Yessir, my friend wrote, “I’ve been to two Worlds Fairs, several rodeos, Holiness revivals, and even seen buzzards breeding, but I have never seen a bridesmaid with a dip.”
Now the immediate assumption would be that these were the very sort of folks who put the redneck into the Riviera, an assumption seemingly supported by their behavior at the reception. (One guest was so loud and obnoxious that a woman told my friend if “I’d brought my purse I’d pull out my pistol and shoot his a**.”)
But don’t be quick to put this into your “typical redneck” file. According to my witness, the guy who didn’t get shot was a Yankee, and “most of the young folks were college grads.” The “dippin’ bridesmaid” had a degree from the University of Georgia (my alma mater).
Then, I got an email from a high school classmate, who wrote to tell me that he was getting married and the ceremony would take place at Gulf Shores.
On the beach.
Now as far as I knew, Baldwin County had no restrictions on beach weddings, so my friend was safe on that account.
And though I had met his bride-to-be only once, I got the distinct impression that a “dippin’ bridesmaid” would not be in her entourage.
However, other dangers lurk.
So as a wedding present I offered a word of warning.
People get different when they breathe salt air.
So scrutinize the guest list carefully.
And be ready. On the coast you never know who or what will show up.

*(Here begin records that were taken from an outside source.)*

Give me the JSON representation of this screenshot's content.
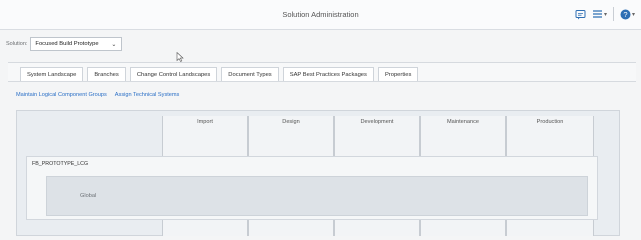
{
  "header": {
    "title": "Solution Administration",
    "icons": [
      "feedback-icon",
      "list-menu-icon",
      "help-icon"
    ]
  },
  "solution": {
    "label": "Solution:",
    "selected": "Focused Build Prototype"
  },
  "tabs": [
    {
      "label": "System Landscape"
    },
    {
      "label": "Branches"
    },
    {
      "label": "Change Control Landscapes"
    },
    {
      "label": "Document Types"
    },
    {
      "label": "SAP Best Practices Packages"
    },
    {
      "label": "Properties"
    }
  ],
  "links": {
    "maintain": "Maintain Logical Component Groups",
    "assign": "Assign Technical Systems"
  },
  "phases": [
    "Import",
    "Design",
    "Development",
    "Maintenance",
    "Production"
  ],
  "landscape": {
    "lcg_name": "FB_PROTOTYPE_LCG",
    "system_label": "Global"
  }
}
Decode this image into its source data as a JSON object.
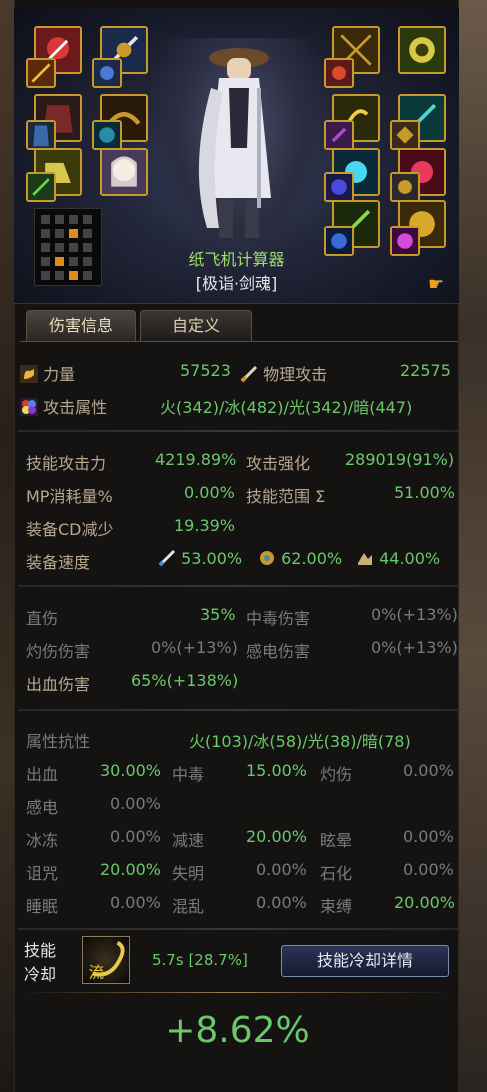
{
  "hero": {
    "name": "纸飞机计算器",
    "title": "[极诣·剑魂]",
    "hand_icon": "pointing-hand-icon"
  },
  "tabs": [
    {
      "label": "伤害信息"
    },
    {
      "label": "自定义"
    }
  ],
  "stats1": {
    "str_label": "力量",
    "str_val": "57523",
    "atk_label": "物理攻击",
    "atk_val": "22575",
    "elem_label": "攻击属性",
    "elem_val": "火(342)/冰(482)/光(342)/暗(447)"
  },
  "stats2": {
    "skill_atk_label": "技能攻击力",
    "skill_atk_val": "4219.89%",
    "atk_enh_label": "攻击强化",
    "atk_enh_val": "289019(91%)",
    "mp_label": "MP消耗量%",
    "mp_val": "0.00%",
    "range_label": "技能范围 Σ",
    "range_val": "51.00%",
    "cd_label": "装备CD减少",
    "cd_val": "19.39%",
    "speed_label": "装备速度",
    "atk_speed": "53.00%",
    "cast_speed": "62.00%",
    "move_speed": "44.00%"
  },
  "stats3": {
    "direct_label": "直伤",
    "direct_val": "35%",
    "poison_label": "中毒伤害",
    "poison_val": "0%(+13%)",
    "burn_label": "灼伤伤害",
    "burn_val": "0%(+13%)",
    "shock_label": "感电伤害",
    "shock_val": "0%(+13%)",
    "bleed_label": "出血伤害",
    "bleed_val": "65%(+138%)"
  },
  "stats4": {
    "res_label": "属性抗性",
    "res_val": "火(103)/冰(58)/光(38)/暗(78)",
    "bleed_label": "出血",
    "bleed_val": "30.00%",
    "poison_label": "中毒",
    "poison_val": "15.00%",
    "burn_label": "灼伤",
    "burn_val": "0.00%",
    "shock_label": "感电",
    "shock_val": "0.00%",
    "freeze_label": "冰冻",
    "freeze_val": "0.00%",
    "slow_label": "减速",
    "slow_val": "20.00%",
    "stun_label": "眩晕",
    "stun_val": "0.00%",
    "curse_label": "诅咒",
    "curse_val": "20.00%",
    "blind_label": "失明",
    "blind_val": "0.00%",
    "stone_label": "石化",
    "stone_val": "0.00%",
    "sleep_label": "睡眠",
    "sleep_val": "0.00%",
    "chaos_label": "混乱",
    "chaos_val": "0.00%",
    "bind_label": "束缚",
    "bind_val": "20.00%"
  },
  "cooldown": {
    "label1": "技能",
    "label2": "冷却",
    "icon_text": "流",
    "value": "5.7s [28.7%]",
    "button": "技能冷却详情"
  },
  "result": {
    "value": "+8.62%"
  }
}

Harvey H. (“Hardy”) Jackson is Professor Emeritus of History at Jacksonville State University. He can be reached at firstname.lastname@example.org.